The Consistency of predicative fragments of frege’s grundgesetze der arithmetik
As is well-known, the formal system in which Frege works in his Grundgesetze der Arithmetik is formally inconsistent, Russell’s Paradox being derivable in it.This system is, except for minorExpand
Mathematics1 begins with the question: how did the serpent of inconsistency enter Frege's paradise? In the section of that chapter called 'How the serpent entered Eden' Dummett says, 'The secondorderExpand
On the Consistency of the Δ11-CA Fragment of Frege's Grundgesetze
This paper shows that the more encompassing Δ11-comprehension schema would already be inconsistent, and proves the consistency of the fragment of Frege's theory obtained by restricting the comprehension schema to predicative formulae. Expand
Twenty-five basic theorems in situation and world theory
  • E. Zalta
  • Philosophy, Computer Science
  • J. Philos. Log.
  • 1993
All twenty-five theorems seem to be basic, reasonable principles that structure the domains of properties, relations, states of affairs, situations, and worlds in true and philosophically interesting ways. Expand
The Development of Arithmetic in Frege's Grundgesetze der Arithmetik
Frege's use of the inconsistent Axiom V may invalidate certain of his claims regarding the philosophical significance of his work (viz., the establishment of Logicism), but it should not be allowed to obscure his mathematical accomplishments and his contribution to the authors' understanding of arithmetic. Expand

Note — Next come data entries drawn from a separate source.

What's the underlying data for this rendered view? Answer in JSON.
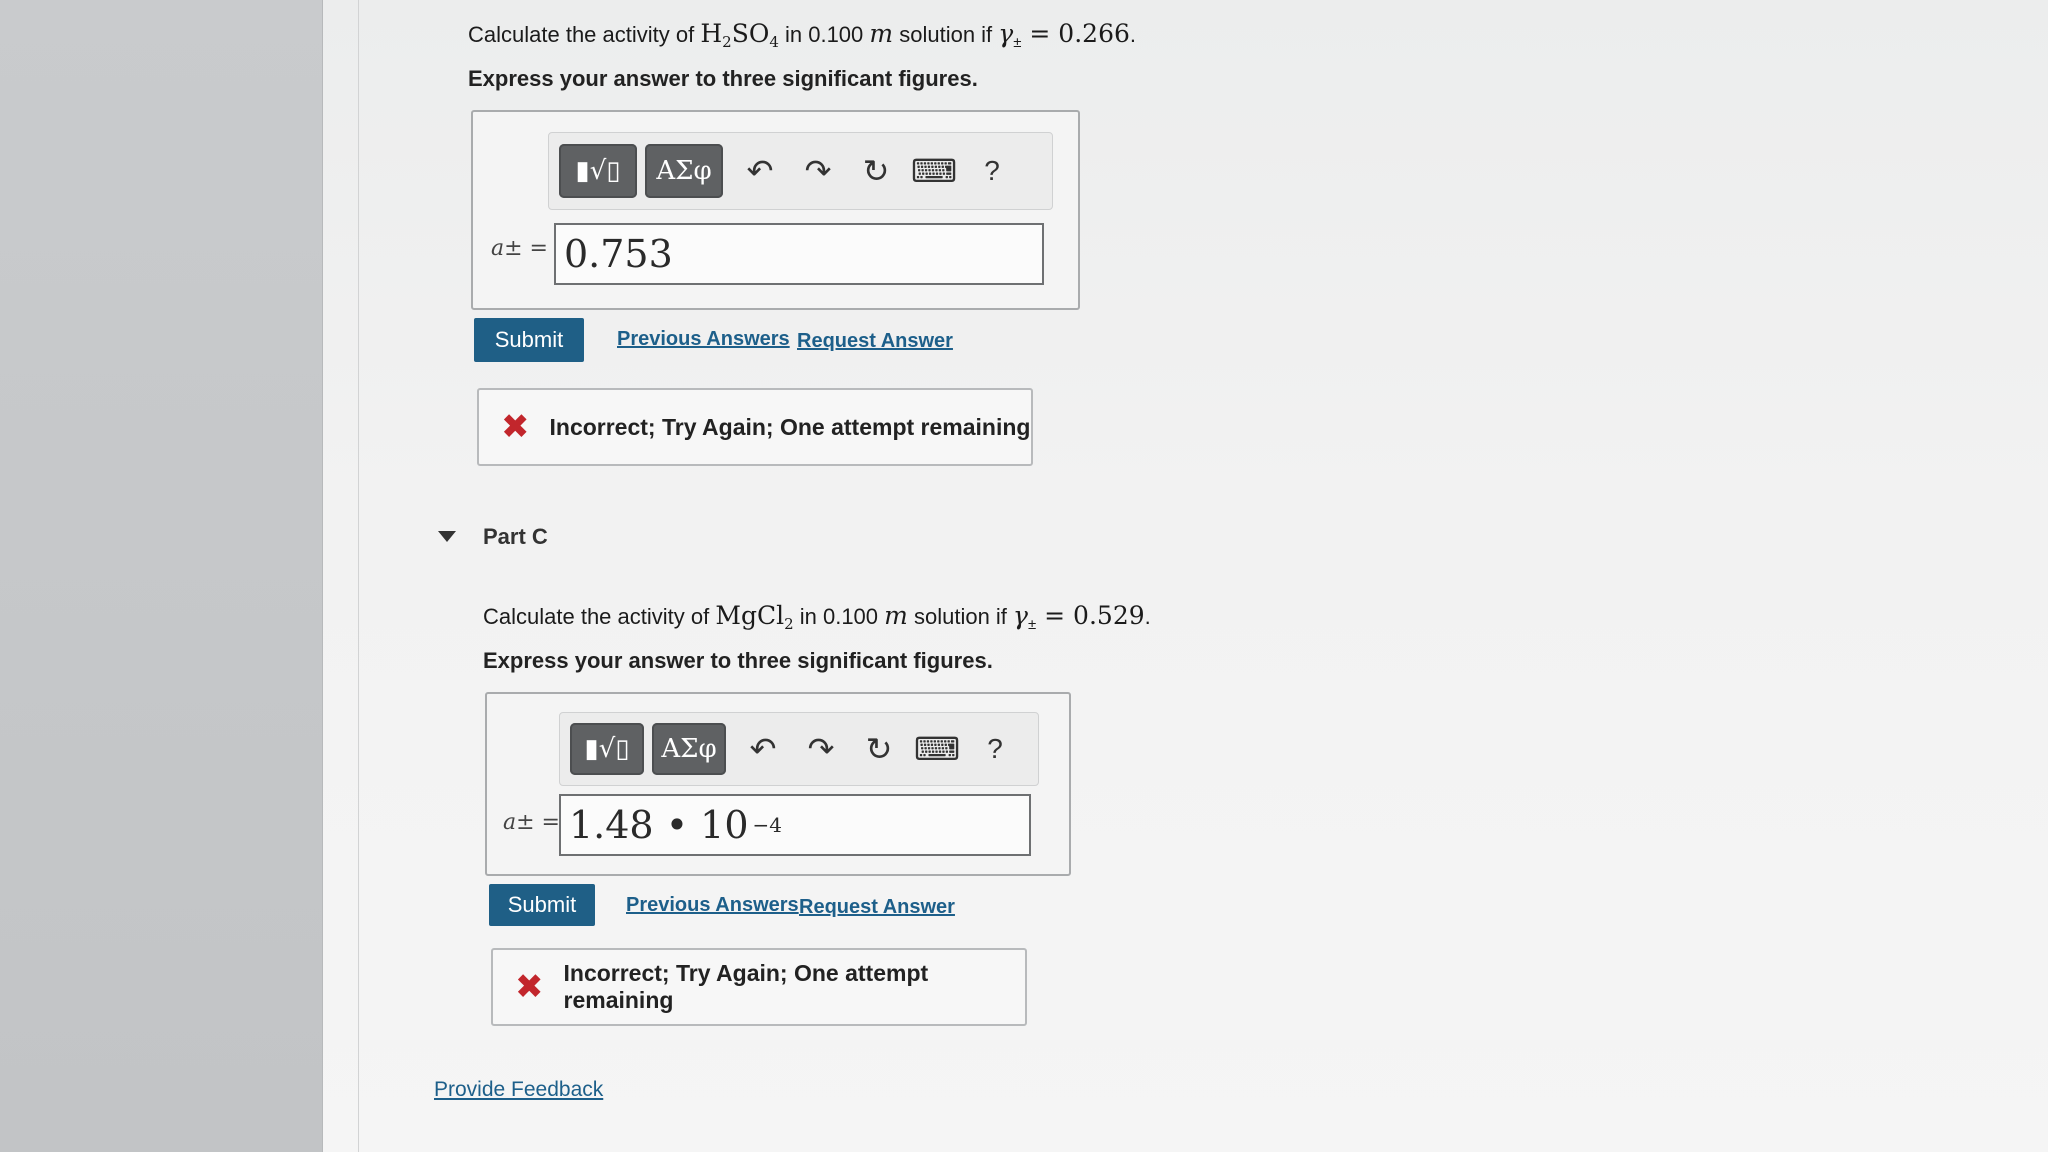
{
  "partB": {
    "question_prefix": "Calculate the activity of ",
    "compound_main": "H",
    "compound_sub1": "2",
    "compound_mid": "SO",
    "compound_sub2": "4",
    "question_mid": " in 0.100 ",
    "molality_unit": "m",
    "question_suffix": " solution if ",
    "gamma_symbol": "γ",
    "gamma_sub": "±",
    "gamma_value": " = 0.266",
    "trailing_period": ".",
    "instruction": "Express your answer to three significant figures.",
    "answer_label": "a± =",
    "answer_value": "0.753",
    "submit_label": "Submit",
    "previous_answers_label": "Previous Answers",
    "request_answer_label": "Request Answer",
    "feedback_icon": "✖",
    "feedback_text": "Incorrect; Try Again; One attempt remaining"
  },
  "partC": {
    "title": "Part C",
    "question_prefix": "Calculate the activity of ",
    "compound_main": "MgCl",
    "compound_sub": "2",
    "question_mid": " in 0.100 ",
    "molality_unit": "m",
    "question_suffix": " solution if ",
    "gamma_symbol": "γ",
    "gamma_sub": "±",
    "gamma_value": " = 0.529",
    "trailing_period": ".",
    "instruction": "Express your answer to three significant figures.",
    "answer_label": "a± =",
    "answer_value_mantissa": "1.48 • 10",
    "answer_value_exponent": "−4",
    "submit_label": "Submit",
    "previous_answers_label": "Previous Answers",
    "request_answer_label": "Request Answer",
    "feedback_icon": "✖",
    "feedback_text": "Incorrect; Try Again; One attempt remaining"
  },
  "toolbar": {
    "templates_label": "▮√▯",
    "symbols_label": "ΑΣφ",
    "undo_icon": "↶",
    "redo_icon": "↷",
    "reset_icon": "↻",
    "keyboard_icon": "⌨",
    "help_label": "?"
  },
  "footer": {
    "provide_feedback_label": "Provide Feedback"
  },
  "colors": {
    "submit_bg": "#1f5f86",
    "link": "#1d5f8a",
    "error_x": "#c2262c"
  }
}
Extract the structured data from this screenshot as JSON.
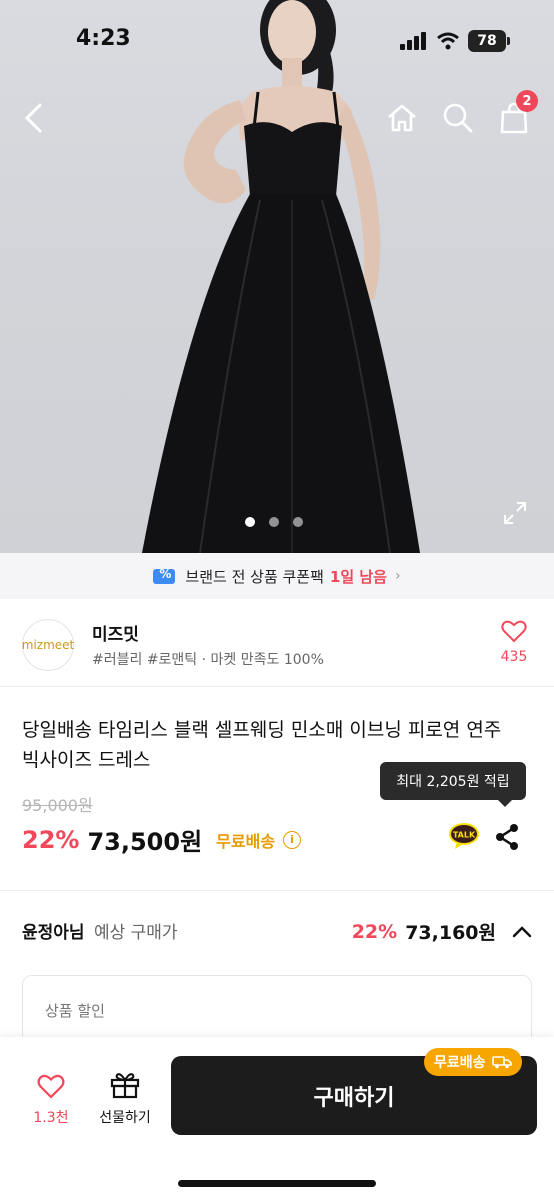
{
  "status_bar": {
    "time": "4:23",
    "battery": "78"
  },
  "header": {
    "cart_count": "2"
  },
  "gallery": {
    "image_count": 3,
    "active_index": 0
  },
  "coupon_banner": {
    "text": "브랜드 전 상품 쿠폰팩",
    "highlight": "1일 남음"
  },
  "shop": {
    "logo_text": "mizmeet",
    "name": "미즈밋",
    "tags": "#러블리 #로맨틱 · 마켓 만족도 100%",
    "like_count": "435"
  },
  "product": {
    "title": "당일배송 타임리스 블랙 셀프웨딩 민소매 이브닝 피로연 연주 빅사이즈 드레스",
    "original_price": "95,000원",
    "discount_rate": "22%",
    "price": "73,500원",
    "free_shipping": "무료배송",
    "points_tooltip": "최대 2,205원 적립"
  },
  "member_price": {
    "name": "윤정아님",
    "label": "예상 구매가",
    "discount_rate": "22%",
    "price": "73,160원"
  },
  "discount_detail": {
    "label": "상품 할인"
  },
  "bottom_bar": {
    "like_label": "1.3천",
    "gift_label": "선물하기",
    "buy_label": "구매하기",
    "shipping_badge": "무료배송"
  },
  "colors": {
    "accent": "#f0485a",
    "shipping": "#e89a00",
    "buy_button": "#1c1c1c"
  }
}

Frege's philosophy of mathematics
Volume I: Frege's Philosophy in Context Part 1. Frege's Life and Work Part 2. Frege and Other Philosophers Part 3. Frege's Epistemology and Metaphysics Volume II: Frege's Philosophy of Logic Part 4.Expand